Young Ju Rainey held a floppy piece of napa cabbage between her thumb and forefinger.
“If you bend [it] over and it breaks, there’s not enough salt,” said Rainey—originally from Daegu, South Korea—explaining that she had quartered about 40 heads of cabbage, slathered them in sea salt overnight, then rinsed them thoroughly.
A handful of Rainey’s daughter’s friends had gathered in her Boise kitchen to learn the art of making kimchi: a spicy, fermented dish that’s prepared in hundreds of different styles and considered the soul of Korean cuisine.
Kimchi-making parties, known as Gimjang, are common this time of year in Korea, when families and friends converge to assemble giant batches of the bright red fermented pickle to last them through the winter.
In one corner of Rainey’s kitchen, someone grated daikon radishes into matchsticks on a mandolin, while another person chopped green onions into three-inch segments, and someone else ripped kale and mustard greens into bite-sized chunks.
Dwarfed by a giant stainless steel mixing bowl, Rainey kneaded a fragrant mound of ground fresh ginger, garlic, dried red pepper powder, sugar, salt and fish sauce into paste, folding in the chopped ingredients and a splash of cold water.
“You mix it all together like you’re washing clothes,” said Rainey, wearing a pair of sturdy yellow rubber gloves. “That way you get all the ingredients mixed.”
“That’s funny, ‘Like you’re washing clothes,’” said her daughter, Hannah Rainey, with a smile. “None of us wash clothes by hand, Mom.”
But according to Sandor Katz, author of Wild Fermentation, most Koreans still make kimchi by hand: The Korean Food Research Institute estimates that three-quarters of all kimchi consumed in South Korea is made in the home and the average Korean adult consumes more than a quarter pound of kimchi every day.
The dish is prized for its health benefits—not only is it a good source of vitamins A, B, C and fiber, but the lactic acid created during fermentation (also found in yogurt) helps aid digestion.
Sitting on the floor, Rainey rubbed generous amounts of the pepper paste under the leaves of the quartered cabbages, tucked them into balls and stacked them in a large, lined plastic tub. For the kimchi party guests, she massaged the pepper paste into a bowl of coarsely chopped cabbage, then stuffed the mixture tightly into mason jars.

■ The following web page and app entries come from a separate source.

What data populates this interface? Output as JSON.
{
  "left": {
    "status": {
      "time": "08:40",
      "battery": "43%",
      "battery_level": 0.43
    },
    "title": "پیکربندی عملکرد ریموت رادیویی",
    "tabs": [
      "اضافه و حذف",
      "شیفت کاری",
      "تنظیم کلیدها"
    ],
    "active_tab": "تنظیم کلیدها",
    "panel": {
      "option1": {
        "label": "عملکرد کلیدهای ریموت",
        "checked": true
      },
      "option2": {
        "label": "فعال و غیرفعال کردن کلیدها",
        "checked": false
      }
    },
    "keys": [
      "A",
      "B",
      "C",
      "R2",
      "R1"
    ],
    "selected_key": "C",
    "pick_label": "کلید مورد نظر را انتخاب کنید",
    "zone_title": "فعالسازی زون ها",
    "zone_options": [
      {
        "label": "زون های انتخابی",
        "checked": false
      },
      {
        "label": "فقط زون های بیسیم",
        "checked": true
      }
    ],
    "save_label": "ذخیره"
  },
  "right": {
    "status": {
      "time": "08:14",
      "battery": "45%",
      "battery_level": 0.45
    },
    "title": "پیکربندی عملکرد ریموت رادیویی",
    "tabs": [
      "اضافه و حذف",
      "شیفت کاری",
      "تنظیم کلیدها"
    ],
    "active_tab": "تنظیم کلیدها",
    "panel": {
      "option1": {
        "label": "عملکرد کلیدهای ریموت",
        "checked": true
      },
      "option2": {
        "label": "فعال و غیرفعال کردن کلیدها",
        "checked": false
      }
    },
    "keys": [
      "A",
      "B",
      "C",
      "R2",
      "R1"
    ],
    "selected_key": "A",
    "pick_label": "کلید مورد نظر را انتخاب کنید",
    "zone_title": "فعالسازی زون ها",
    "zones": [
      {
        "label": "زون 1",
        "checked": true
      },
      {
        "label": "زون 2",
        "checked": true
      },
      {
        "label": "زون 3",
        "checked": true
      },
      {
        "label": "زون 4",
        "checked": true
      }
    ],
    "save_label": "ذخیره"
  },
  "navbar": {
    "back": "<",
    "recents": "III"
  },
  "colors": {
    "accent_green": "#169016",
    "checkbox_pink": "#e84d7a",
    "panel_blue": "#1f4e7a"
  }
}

Everything in the process—from the salting, which keeps the cabbage crisp and creates a selective environment in which salt-tolerant, lactic acid-producing bacteria can grow, to the dense pack, which keeps the veggies submerged in their juices—contributes to the magic of kimchi’s fermentation. And while kimchi was traditionally buried in clay pots to ferment slowly at a steady temperature underground, most modern Korean families have a special refrigerator to age their kimchi.
Though Rainey has a fridge in the garage where she stores kimchi, which her family eats all through winter until March, she prefers it freshly made.
“When I was younger, I liked the sour one, I didn’t like the fresh one,” said Rainey, dishing up a plate of boiled pork, sticky rice and a heaping mound of fragrant kimchi. “But getting older, I like the fresh one better.”